Retail food establishments are feeling the squeeze of dining-in prohibition during the COVID-19 outbreak.
Some traditional sit-down restaurants tried switching to takeout only in recent weeks and it proved to be too rough of a transition to maintain for a few, whereas others are implementing first-time-ever delivery options to stay open.
T.J. Jenks, general manager of Montague’s restaurant in Greenwood, said the restaurant has decided to close completely until Montague’s is allowed to reopen its dining room.
“The support we’ve gotten the last couple of weeks has been awesome,” Jenks said. “We transitioned the business really fast to try and do online sales and curbside pickup. We wondered how long they would let restaurants continue to do this. So, we needed to look at what closing for a time would look like. We’re trying to make sure all of our employees can weather this. We’re definitely 100% certain we will be reopening our dining room as soon as they let us.”
Fortunately, Jenks said Montague’s cleared out its existing food inventory in past weeks with online sales and marketing social distancing kits complete with food and beverage, and even toilet paper.
“We reassessed Sunday whether we were going to reorder food and felt like it was just a bigger gamble,” Jenks said. “We felt like we would have been wasting money we are going to use to support our employees for the next whatever.”
Jenks said area restaurants are brainstorming during this time to find tangible ways to support local musicians who often play at their establishments.
Before it was mandated by Gov. Henry McMaster that restaurants cease dine-in service in an effort to slow the spread of COVID-19, Jenks said take-out was only about 5% of Montague’s restaurant revenue.
“Trying to go from 5% to 100% take-out was just crazy for us,” Jenks said. “There’s a lot of other restaurants that are 50-60% takeout who are much more prepared to weather this than we are.”
Josh Curry, general manager of The Mill House in Greenwood said he and co-workers are trying to find new ways to keep the pizza restaurant and its adjoining brewery, Good Times Brewing, afloat.
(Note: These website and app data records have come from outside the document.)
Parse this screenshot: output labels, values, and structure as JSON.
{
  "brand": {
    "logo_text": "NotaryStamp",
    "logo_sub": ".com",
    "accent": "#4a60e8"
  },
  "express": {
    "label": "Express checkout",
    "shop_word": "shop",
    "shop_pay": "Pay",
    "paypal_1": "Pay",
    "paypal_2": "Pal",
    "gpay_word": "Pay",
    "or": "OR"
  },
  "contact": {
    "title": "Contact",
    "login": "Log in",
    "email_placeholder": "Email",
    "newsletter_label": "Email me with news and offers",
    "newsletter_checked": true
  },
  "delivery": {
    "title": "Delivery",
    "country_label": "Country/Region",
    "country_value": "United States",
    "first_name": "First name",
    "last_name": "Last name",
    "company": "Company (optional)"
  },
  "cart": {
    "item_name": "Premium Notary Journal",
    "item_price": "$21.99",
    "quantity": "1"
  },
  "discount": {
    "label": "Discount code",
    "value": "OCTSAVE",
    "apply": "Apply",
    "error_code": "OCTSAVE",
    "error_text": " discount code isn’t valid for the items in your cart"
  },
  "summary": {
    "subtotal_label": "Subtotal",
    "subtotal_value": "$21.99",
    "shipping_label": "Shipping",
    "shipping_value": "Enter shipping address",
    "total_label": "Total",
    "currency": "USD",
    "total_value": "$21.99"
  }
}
“We’re definitely staying open,” Curry said. “A lot of food we serve does well in a take-out setting. Delivery in a limited radius from the restaurant is also an option we are exploring, via our online app only.”
The Mill House just rolled out Monday a new online ordering platform to boost social distancing during this time.
“You can order online and pay online,” Curry said. “It’s one less person-to-person, face-to-face transaction between cash to somebody’s hand to a register and back and forth. It’s also really convenient.”
Curry admitted beer sales at Good Times Brewing are down, but there are to-go beer sale options available.
In addition to its regular menu, The Mill House is working to create family-sized take-and-bake meals to go, complete with ingredients and instructions. The restaurant is also looking at family pizza night kits, with dough balls and all the ingredients to make a pizza in-house. Plus, 18-inch pies that used to be available on Tuesday nights only are being made available daily, for lunch and dinner.
“We’ve got it made for you,” Curry said. “All you do is turn your oven on and put it in and hit start. I think it will be a full little twist on family dinner night. We get the burden this is putting on families now, with work and home-school and child care issues. Dinner is almost more stressful now.”
Discounts are being offered to public safety and hospital workers, too, Curry said.
For now, Curry said the restaurant’s food service suppliers are getting them the inventory they need.
“We’re repurposing our people as best we can, asking servers and hostesses to work take-away shifts with no dining in,” Curry said. “None of us are making the same paycheck we used to make before, but our goal is for our people to still be able to put food on their tables and keep a roof over their heads. Family takes care of family when there is a crisis going on.”
Melissa Macias Corbin, of La Hacienda in Greenwood, said the Mexican restaurant understands the importance of social distancing right now, especially for families with members who might be in at-risk categories for COVID-19.
“Every day, you see that numbers of people being infected keep rising,” Corbin said, noting they are now offering delivery within a five-mile radius of the La Hacienda at 515 S.C. Bypass 72, between 5 and 8 p.m., for orders of $20 or more, plus a $3 delivery fee.
“Our staff’s health is equally important,” Corbin wrote via email to the Index-Journal. “If we determine that doing deliveries is a potential health risk, we will, of course, have to forgo delivery and possibly consider shutting down all together. We are hopeful none of that will have to happen.”